Thursday, January 24, 2013 at 4:00pm to 5:00pm
A decade of exoplanet search has led to surprising discoveries, from giant planets close to their star, to planets orbiting two stars, all the way to the first extremely hot, rocky worlds with potentially permanent lava on their surfaces due to the star's proximity.
Observation techniques have now reached the sensitivity to explore the chemical composition of the atmospheres as well as physical structure of some detected planets and find planets of less than 10 Earth masses (so called Super-Earths), among them some that may potentially be habitable.

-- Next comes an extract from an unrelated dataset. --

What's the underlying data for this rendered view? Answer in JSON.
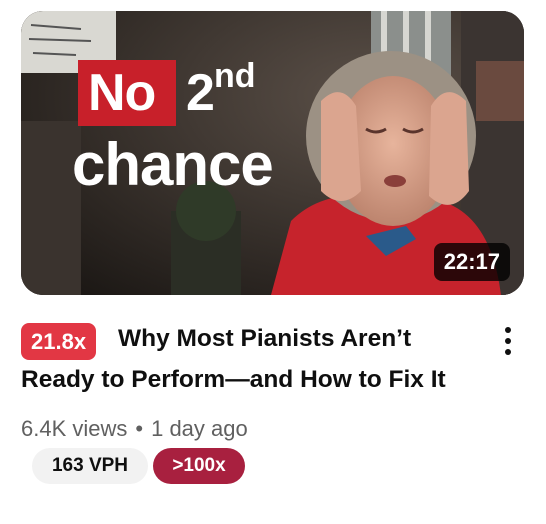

Several confirmed non-transiting planets and transiting Kepler planetary candidates orbit in the Habitable Zone of their host star. Observing mass and radius alone can not break the degeneracy of a planet’s nature due to the effect of an extended atmosphere that can also block the stellar light and increase the observed planetary radius significantly. Even if a unique solution would exist, planets with similar density, like Earth and Venus, present very different planetary environments in terms of habitable conditions. Therefore the question refocuses on atmospheric features to characterize a planetary environment. We will discuss observational features of rocky planets in the HZ of their stars that can be used to examine if our concept of habitability is correct and how we can find the first habitable new worlds in the sky.